The earthquake brought down hospitals, schools and shopping malls, cut power lines and triggered landslides.

Phone lines in the area are still down so communication is a challenge, but many in Padang have ventured out, driving around the city in motorcycles and in cars to assess the extent of the damage.

A second quake of 6.8 struck close to Padang at 0152 GMT today but there were no immediate reports of casualties or damage.

The first earthquake struck at 1016 GMT yesterday, some 85km under

the sea, north-west of Padang, the US Geological Survey said.

One of the worst disasters appeared to be the collapse of a school in Padang.

One mother, Andriana, told AFP news agency she had been at the school since the first quake occurred, hoping for news of her 14-year-old daughter.

“I haven’t been home yet and keep praying to God my daughter is alive.”

Police said nine children had been found alive but that eight bodies had also been pulled from the rubble so far.

Earlier Priyadi Kardono, a spokesman for Indonesia’s National Disaster Agency, said more than

500 houses and buildings had collapsed.

The quake brought down telephone lines, severely affecting communications with the region and making it difficult to assess the scale of the damage.

Health ministry teams and Indonesian soldiers have arrived in Padang to aid the search for survivors. A shortage of heavy machinery remains a problem.

The first flights carrying food, medicine and body bags have started to arrive. Tents and blankets were also on their way to help the homeless, the health ministry said.

Padang’s main hospital received a stream of ambulances bringing in victims. Relatives searched through lists of names pinned on windows. Witnesses to the first quake said residents ran out of buildings in Padang, which has a population of 900,000.

An American in Padang, Greg Hunt, told Reuters this was the worst

earthquake he had experienced. “It’s getting nasty in town. It’s chaos. There’s no fuel, people are looting. It’s getting worse because people have no food, no money.”

Tsunami-hit South Pacific comes to terms with life
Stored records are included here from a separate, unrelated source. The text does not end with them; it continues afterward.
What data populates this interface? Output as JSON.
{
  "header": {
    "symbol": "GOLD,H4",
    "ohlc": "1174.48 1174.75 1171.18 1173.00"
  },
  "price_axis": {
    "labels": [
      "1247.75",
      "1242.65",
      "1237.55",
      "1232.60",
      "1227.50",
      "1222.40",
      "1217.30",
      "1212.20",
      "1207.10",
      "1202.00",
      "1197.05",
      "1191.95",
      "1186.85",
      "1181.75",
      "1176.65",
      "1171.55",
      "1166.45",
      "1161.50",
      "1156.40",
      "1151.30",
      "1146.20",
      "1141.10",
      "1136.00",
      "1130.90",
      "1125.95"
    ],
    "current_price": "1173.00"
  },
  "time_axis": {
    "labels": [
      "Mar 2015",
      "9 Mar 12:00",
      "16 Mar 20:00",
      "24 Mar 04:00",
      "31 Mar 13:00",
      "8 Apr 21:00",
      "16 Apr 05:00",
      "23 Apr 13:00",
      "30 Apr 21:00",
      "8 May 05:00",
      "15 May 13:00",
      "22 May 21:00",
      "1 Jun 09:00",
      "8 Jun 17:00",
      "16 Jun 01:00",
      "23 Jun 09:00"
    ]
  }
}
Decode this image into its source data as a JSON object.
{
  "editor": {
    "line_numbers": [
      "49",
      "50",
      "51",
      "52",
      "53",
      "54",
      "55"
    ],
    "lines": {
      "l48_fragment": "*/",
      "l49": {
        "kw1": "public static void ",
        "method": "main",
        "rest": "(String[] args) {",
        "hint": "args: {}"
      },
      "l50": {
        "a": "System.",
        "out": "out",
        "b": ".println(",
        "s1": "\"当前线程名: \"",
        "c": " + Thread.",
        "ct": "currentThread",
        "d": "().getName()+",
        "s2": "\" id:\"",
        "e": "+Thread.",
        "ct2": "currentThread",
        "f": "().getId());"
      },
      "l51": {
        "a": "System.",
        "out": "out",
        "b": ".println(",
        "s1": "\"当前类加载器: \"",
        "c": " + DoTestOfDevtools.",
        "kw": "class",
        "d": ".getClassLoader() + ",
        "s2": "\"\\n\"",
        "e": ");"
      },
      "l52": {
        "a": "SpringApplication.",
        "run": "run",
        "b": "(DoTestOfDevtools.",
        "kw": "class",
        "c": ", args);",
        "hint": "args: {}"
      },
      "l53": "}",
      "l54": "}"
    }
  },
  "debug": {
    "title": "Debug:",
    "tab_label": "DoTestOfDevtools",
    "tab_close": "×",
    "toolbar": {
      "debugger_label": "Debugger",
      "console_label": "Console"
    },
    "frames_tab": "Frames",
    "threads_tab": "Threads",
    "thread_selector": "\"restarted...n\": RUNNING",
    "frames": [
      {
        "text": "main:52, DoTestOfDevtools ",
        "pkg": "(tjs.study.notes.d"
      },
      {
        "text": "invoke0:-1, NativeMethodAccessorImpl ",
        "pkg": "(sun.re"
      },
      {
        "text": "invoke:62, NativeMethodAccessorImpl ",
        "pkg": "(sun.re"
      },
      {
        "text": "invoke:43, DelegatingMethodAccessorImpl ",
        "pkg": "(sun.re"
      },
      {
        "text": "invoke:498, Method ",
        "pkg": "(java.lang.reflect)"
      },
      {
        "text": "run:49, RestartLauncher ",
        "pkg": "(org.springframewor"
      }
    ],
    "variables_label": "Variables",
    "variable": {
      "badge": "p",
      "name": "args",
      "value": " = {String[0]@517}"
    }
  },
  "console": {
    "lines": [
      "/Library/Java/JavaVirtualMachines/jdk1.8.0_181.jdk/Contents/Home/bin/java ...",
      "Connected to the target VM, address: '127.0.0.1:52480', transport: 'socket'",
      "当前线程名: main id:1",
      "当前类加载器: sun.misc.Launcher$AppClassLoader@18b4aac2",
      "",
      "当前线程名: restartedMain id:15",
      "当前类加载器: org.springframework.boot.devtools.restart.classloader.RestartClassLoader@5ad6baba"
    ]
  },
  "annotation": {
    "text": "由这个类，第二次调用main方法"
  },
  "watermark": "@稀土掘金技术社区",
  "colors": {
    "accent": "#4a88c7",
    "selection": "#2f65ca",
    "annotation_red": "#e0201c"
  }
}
APIA: Samoans searched flattened homes and debris-filled swamps, while dazed survivors told of being trapped underwater or flung inland by a tsunami that ravaged towns and killed at least 150 people in the South Pacific. The day after the disaster struck, officials were expecting the death toll to rise as more areas were searched. “To me it was like a monster — just black water coming to you. It wasn’t a wave that breaks; it was a full force of water coming straight,” said Luana Tavale, an American Samoa government employee. Samoan Prime Minister Tuilaepa Sailele’s own village of Lesa was washed away — like many others on Samoa and nearby American Samoa and Tonga. He inspected on Wednesday the south-east coast of the main Samoan island of Upolu, the most heavily hit area. He described seeing “complete” devastation. “In some villages absolutely no house was standing. All that was achieved within 10 minutes by the very powerful tsunami,” he said. A magnitude 8.0 quake struck off Samoa at 6:48 am local time on Tuesday. The islands soon were engulfed by four 15 to 20 feet high tsunami waves that reached up to a 1.5 kilometres inland. The Samoas lie about halfway between New Zealand and Hawaii, just east of the international date line. — AP